Collection entries:
┄┄┄┄┄┄┄┄┄┄

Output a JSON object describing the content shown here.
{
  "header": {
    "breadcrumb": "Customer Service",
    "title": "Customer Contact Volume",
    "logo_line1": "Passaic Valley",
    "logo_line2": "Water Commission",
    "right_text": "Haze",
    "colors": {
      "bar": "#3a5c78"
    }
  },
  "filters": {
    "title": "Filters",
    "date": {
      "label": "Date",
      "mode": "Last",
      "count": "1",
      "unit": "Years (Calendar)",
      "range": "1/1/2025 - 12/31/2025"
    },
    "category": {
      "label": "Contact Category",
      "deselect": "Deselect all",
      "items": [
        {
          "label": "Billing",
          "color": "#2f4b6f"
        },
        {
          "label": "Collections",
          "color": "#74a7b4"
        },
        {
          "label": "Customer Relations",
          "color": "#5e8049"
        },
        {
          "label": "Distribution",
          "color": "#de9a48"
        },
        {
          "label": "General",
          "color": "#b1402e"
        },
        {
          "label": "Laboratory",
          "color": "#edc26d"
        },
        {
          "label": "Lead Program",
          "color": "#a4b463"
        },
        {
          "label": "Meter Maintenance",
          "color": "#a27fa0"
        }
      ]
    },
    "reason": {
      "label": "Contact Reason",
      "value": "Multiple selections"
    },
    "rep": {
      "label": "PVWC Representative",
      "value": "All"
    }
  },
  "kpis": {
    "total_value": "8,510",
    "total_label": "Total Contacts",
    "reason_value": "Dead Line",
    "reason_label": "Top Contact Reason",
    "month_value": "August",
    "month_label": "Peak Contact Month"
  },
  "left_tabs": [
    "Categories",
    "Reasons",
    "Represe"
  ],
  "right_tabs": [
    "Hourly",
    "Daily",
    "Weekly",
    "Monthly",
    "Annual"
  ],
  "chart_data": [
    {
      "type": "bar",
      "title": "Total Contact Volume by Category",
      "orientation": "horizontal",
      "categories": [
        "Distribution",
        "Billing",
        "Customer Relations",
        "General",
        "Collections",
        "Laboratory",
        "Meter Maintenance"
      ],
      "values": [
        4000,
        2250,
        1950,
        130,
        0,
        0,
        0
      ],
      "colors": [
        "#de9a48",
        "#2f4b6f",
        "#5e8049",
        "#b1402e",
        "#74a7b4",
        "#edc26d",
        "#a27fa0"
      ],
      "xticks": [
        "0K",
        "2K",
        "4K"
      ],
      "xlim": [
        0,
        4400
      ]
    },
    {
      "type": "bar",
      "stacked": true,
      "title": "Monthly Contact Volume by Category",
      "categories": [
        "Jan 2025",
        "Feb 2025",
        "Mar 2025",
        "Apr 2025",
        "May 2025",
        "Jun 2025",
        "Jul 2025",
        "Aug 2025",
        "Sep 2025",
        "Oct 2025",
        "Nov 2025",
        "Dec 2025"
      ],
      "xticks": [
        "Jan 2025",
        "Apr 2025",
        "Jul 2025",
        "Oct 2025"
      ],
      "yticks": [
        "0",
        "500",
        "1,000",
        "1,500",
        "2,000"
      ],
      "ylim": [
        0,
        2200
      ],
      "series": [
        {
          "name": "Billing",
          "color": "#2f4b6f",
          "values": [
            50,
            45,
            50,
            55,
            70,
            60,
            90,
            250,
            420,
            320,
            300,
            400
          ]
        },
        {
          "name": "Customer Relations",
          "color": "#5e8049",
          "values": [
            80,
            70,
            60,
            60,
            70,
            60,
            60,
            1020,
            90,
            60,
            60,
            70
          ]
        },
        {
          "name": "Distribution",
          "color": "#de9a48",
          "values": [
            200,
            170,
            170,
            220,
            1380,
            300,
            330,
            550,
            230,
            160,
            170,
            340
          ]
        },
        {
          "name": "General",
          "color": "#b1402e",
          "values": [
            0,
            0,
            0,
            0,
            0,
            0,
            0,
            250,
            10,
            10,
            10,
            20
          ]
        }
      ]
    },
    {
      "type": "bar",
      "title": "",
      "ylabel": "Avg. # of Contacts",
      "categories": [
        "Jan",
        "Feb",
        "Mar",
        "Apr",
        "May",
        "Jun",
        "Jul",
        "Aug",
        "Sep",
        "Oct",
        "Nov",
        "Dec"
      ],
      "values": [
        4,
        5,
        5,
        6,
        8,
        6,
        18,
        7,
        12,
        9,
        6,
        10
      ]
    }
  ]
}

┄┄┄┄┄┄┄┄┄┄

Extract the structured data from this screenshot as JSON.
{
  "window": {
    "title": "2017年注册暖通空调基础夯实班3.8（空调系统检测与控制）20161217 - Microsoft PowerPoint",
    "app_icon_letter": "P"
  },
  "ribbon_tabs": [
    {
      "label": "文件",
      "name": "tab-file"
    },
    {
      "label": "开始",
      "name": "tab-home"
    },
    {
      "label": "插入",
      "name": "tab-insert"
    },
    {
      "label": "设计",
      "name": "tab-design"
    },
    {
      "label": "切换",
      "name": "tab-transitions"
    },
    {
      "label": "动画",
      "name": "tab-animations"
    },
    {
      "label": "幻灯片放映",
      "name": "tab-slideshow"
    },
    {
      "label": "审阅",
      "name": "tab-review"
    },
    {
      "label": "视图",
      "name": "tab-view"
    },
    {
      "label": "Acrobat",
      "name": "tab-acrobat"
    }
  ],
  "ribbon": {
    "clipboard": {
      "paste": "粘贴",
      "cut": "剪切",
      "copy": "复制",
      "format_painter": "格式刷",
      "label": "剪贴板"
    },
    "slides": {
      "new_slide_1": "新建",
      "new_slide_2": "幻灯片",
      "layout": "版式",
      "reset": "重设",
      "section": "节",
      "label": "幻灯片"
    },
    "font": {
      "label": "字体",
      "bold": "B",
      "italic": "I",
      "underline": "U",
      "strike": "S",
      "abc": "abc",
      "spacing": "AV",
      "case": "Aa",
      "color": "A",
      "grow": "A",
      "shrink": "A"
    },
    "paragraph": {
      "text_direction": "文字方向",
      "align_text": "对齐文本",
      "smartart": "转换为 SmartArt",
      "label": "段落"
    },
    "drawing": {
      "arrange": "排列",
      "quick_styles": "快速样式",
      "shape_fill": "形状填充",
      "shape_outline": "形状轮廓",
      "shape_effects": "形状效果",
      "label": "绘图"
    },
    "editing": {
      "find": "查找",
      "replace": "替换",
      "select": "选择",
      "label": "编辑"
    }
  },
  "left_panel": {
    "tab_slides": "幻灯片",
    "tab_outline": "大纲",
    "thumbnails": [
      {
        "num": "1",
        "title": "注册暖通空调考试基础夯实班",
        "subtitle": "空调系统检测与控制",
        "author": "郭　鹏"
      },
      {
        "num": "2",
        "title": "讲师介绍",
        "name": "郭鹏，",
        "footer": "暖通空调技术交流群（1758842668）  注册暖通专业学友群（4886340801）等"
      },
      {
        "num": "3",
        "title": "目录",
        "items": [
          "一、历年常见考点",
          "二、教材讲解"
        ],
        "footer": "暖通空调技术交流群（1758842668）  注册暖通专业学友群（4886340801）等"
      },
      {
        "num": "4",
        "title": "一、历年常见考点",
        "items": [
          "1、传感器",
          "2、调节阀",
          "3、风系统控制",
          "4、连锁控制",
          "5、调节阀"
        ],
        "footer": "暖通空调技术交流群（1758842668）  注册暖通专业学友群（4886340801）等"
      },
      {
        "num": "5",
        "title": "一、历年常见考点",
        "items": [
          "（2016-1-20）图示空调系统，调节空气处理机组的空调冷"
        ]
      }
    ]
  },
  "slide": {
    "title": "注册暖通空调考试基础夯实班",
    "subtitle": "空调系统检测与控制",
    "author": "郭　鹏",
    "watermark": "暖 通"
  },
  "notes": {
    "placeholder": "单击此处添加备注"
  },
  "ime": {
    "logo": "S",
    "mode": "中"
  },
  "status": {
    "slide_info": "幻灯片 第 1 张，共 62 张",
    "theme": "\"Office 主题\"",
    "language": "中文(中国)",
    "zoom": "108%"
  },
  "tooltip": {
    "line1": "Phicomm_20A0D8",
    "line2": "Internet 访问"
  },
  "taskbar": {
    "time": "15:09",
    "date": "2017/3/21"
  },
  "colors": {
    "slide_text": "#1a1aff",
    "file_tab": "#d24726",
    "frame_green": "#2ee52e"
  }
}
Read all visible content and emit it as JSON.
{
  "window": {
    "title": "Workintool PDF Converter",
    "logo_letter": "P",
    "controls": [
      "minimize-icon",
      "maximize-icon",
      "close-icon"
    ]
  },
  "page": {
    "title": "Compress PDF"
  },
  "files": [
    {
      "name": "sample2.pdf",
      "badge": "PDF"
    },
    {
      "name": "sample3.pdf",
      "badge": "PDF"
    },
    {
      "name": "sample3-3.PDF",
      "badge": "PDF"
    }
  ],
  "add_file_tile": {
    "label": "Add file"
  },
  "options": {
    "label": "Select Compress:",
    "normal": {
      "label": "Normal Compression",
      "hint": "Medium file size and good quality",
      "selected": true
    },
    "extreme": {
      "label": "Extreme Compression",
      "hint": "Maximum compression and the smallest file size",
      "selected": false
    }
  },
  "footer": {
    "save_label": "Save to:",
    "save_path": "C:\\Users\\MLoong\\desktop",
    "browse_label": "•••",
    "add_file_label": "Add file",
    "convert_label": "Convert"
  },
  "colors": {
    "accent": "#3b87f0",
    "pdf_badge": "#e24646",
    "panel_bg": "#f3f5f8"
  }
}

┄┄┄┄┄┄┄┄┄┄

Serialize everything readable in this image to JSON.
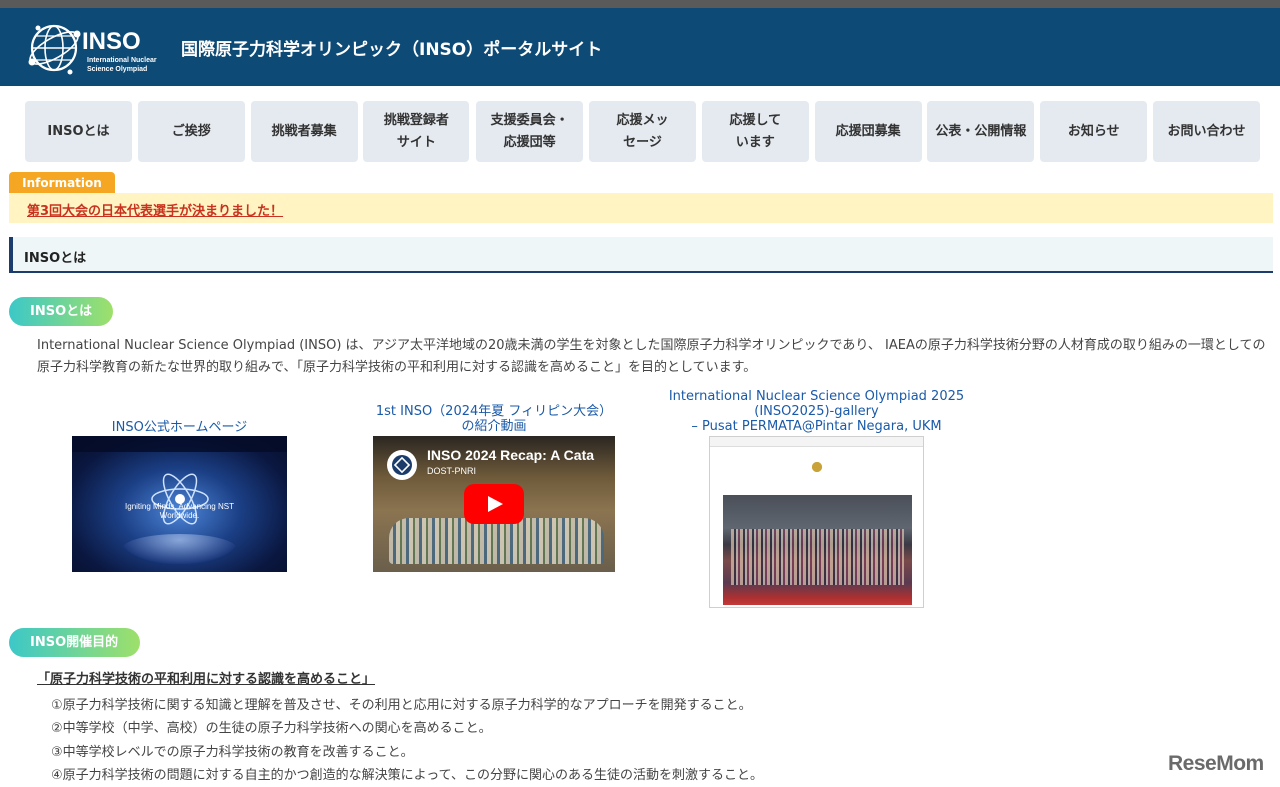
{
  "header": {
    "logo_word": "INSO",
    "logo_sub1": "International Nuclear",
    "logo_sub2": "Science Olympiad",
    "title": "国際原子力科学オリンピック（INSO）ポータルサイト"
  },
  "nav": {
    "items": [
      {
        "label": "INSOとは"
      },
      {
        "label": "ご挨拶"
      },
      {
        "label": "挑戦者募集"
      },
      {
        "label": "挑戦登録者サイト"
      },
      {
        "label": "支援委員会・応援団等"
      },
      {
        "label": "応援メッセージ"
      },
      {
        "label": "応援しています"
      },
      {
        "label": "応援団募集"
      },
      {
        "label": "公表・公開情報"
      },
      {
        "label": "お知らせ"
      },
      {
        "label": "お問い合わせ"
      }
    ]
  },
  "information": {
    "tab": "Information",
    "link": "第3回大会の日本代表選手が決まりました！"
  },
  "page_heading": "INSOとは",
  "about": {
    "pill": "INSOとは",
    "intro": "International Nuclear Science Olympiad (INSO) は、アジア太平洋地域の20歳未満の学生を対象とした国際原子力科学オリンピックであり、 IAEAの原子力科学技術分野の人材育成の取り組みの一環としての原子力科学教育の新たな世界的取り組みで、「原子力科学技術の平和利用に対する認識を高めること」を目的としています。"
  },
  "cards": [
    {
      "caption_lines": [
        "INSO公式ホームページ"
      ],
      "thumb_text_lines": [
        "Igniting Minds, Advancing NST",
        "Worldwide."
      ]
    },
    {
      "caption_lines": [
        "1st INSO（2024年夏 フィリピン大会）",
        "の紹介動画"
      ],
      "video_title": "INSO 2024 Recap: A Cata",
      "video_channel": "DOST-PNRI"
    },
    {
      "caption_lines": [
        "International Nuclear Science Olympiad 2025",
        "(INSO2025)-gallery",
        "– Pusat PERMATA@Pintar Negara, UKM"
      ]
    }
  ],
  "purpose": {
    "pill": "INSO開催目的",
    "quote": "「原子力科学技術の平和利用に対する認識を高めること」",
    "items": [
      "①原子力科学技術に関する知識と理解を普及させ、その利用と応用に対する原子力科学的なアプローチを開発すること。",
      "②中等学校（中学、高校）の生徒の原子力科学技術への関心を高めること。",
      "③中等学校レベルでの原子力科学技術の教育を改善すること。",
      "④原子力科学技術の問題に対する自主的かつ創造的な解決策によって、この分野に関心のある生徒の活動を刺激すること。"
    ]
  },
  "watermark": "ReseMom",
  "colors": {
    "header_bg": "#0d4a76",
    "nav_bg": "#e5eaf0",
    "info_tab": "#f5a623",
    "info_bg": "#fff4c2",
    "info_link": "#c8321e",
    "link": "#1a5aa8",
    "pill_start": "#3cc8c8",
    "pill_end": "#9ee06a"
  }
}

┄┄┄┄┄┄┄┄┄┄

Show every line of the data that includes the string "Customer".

[Result below]
    "breadcrumb": "Customer Service",
    "title": "Customer Contact Volume",
          "label": "Customer Relations",
        "Customer Relations",
          "name": "Customer Relations",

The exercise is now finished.